And make no mistake, this is an attack. Indeed, for one nation to cross the borders of another and bomb them is historically referred to as war. What else could it be called?
Why? Ask our generals.
Outgoing President Eisenhower, a former general, in 1961 noted that: “This conjunction of an immense military establishment and a large arms industry is new in the American experience. . . . In the councils of government, we must guard against the acquisition of unwarranted influence, whether sought or unsought, by the military industrial complex. The potential for the disastrous rise of misplaced power exists and will persist.”
At the beginning of our nation general and President George Washington defined the job of the military as our vigorous defense, and stressed avoiding foreign entanglements that might lead to us into wars. The early presidents did the same. Somehow between here and there, though, America’s policy has changed to all but constant foreign intervention.
This is not a question of being for or against the military. The vast majority of those in the military are heroes who should never be denigrated (as occurred after the Viet Nam War). Rather, we should give them the respect of carefully reviewing whether we really need to put them in harm’s way for any reason other than to defend America. Nor is it a question of isolation, it is a matter of thinking things through. Washington himself urged commerce over war, because more often than not commerce creates more peace in the longer term. Not to mention the enormous cost on the treasury, mortgaging the future of our children to chase around the world righting perceived wrongs.
More than just a political issue, there is a longstanding moral standard to be considered, called the Just War Doctrine (a good article on it being here, and they are well set out in Catechism of the Catholic Church’s paragraphs 2307 through 2317.).
While all nations have the right to self defense, defense is often sadly just another term for war itself. To be just a military action must meet particular conditions:
1. the damage inflicted by the aggressor on the nation or community of nations must be lasting, grave, and certain;
2. all other means of putting an end to it must have been shown to be impractical or ineffective;
3. there must be serious prospects of success;

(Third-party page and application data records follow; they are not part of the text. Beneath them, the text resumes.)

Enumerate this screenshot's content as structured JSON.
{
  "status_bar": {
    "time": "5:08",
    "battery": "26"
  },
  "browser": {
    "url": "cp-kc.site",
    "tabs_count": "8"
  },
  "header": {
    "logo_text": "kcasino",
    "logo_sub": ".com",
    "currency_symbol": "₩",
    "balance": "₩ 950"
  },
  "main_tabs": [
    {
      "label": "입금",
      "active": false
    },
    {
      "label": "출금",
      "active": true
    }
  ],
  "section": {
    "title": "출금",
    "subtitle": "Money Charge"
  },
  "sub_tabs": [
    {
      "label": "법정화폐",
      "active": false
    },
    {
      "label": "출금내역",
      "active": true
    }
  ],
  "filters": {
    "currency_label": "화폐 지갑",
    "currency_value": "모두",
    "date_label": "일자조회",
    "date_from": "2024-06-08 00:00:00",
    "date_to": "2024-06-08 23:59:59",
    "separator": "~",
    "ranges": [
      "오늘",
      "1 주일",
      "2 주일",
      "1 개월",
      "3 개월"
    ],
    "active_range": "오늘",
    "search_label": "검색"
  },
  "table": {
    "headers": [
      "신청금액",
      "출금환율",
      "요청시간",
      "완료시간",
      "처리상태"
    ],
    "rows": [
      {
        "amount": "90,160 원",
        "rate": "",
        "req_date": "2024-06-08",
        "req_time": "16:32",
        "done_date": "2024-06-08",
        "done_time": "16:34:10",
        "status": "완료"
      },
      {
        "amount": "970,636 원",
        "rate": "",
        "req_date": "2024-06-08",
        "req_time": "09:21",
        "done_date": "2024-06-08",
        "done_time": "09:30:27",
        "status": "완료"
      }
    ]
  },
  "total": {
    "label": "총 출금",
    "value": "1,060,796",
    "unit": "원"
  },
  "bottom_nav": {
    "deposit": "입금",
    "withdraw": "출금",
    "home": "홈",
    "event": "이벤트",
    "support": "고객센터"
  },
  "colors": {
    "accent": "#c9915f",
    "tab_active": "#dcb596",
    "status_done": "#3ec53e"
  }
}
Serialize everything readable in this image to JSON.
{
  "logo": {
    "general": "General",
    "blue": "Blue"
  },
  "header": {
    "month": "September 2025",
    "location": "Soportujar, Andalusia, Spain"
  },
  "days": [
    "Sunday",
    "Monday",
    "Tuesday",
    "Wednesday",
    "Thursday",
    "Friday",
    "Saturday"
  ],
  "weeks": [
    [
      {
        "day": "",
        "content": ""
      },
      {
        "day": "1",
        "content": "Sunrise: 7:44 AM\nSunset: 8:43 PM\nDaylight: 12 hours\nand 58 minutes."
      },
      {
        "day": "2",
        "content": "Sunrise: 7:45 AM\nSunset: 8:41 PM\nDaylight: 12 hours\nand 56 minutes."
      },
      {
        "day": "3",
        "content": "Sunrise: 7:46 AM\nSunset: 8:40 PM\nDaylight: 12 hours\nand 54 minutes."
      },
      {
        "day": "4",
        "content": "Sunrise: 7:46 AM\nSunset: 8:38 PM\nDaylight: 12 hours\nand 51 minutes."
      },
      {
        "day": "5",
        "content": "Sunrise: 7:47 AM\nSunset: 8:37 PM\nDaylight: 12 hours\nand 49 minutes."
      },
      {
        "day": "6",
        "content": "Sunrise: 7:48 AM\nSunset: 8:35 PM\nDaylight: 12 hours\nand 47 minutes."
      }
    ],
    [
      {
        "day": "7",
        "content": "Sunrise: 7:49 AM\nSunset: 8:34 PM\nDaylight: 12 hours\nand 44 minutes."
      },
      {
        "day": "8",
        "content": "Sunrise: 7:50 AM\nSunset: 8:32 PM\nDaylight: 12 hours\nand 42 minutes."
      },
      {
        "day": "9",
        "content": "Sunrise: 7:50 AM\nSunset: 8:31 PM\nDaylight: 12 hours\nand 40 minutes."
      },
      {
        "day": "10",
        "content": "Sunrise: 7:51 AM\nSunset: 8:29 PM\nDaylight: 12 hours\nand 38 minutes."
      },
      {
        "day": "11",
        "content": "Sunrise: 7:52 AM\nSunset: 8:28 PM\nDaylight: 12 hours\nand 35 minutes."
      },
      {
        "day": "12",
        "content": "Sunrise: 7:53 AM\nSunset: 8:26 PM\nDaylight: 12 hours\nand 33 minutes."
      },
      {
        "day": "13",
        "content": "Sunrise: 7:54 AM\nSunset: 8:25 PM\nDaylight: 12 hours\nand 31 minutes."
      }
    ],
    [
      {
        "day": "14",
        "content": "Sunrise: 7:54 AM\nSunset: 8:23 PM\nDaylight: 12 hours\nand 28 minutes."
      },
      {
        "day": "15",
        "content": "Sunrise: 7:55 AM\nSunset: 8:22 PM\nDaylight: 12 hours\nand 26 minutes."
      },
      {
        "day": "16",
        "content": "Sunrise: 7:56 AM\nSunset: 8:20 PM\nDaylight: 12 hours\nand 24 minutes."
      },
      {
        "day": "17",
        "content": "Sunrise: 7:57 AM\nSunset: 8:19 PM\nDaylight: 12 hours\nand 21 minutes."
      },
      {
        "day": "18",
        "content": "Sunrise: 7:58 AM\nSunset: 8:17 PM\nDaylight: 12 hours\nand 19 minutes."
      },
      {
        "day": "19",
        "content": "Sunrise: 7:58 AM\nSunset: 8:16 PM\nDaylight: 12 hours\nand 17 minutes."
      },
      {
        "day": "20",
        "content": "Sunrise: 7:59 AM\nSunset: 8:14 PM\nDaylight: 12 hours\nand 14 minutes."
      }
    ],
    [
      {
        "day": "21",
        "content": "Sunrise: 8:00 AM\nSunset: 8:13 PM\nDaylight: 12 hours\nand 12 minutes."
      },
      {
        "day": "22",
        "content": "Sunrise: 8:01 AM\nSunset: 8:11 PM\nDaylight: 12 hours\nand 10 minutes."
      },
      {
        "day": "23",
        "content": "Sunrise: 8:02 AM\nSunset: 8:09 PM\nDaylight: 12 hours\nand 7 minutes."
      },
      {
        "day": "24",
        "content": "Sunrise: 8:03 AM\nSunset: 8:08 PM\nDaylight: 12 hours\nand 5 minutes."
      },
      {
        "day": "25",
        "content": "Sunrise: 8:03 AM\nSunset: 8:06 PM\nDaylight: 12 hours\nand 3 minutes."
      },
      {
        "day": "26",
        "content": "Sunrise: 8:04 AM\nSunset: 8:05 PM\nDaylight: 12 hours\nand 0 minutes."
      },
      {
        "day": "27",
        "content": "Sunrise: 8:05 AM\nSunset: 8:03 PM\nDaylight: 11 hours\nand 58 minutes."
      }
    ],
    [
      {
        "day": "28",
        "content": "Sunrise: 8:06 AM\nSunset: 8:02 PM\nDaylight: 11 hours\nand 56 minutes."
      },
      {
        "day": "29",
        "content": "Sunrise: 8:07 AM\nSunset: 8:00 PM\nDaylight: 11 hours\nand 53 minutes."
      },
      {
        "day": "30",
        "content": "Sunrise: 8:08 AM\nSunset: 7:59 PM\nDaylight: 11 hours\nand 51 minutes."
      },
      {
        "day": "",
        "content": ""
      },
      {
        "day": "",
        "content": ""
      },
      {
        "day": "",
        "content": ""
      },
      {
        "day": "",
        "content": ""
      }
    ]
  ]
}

4. the use of arms must not produce evils and disorders graver than the evil to be eliminated. the power of modem means of destruction weighs very heavily in evaluating this condition.
Few of our recent foreign entanglements meet these conditions. Here there is no threat to the community of nations, who seem unable to even identify the “bad guy” in the Syrian conflict. Other means to solve the problem remain on the table, and the solutions was as bad as the problem–killing innocents to take revenge for killing innocents.
Rather than following the lead of politicians and “foreign policy experts” who are never called to account after their predictions fall apart, but rather are brought back again as experts, the American people should take it on themselves to ask whether the talking heads calling for intervention are correct by objective standards such as the Just War Doctrine or even by their own sincere review of recent history.
In looking to that history we should ask ourselves whether Washington was right to advise us not to entangle ourselves in other country’s causes. We should ask whether Eisenhower was right that our leaders may have motivations other than patriotism in mind when they want us to march into another country. We should ask ourselves whether it is worth our country’s blood and money to protect the interests of foreign powers.
And we should conclude, far more than we have in recent years, that the cost is not justified unless we ourselves are under real attack.
John D. Pierce, Esq.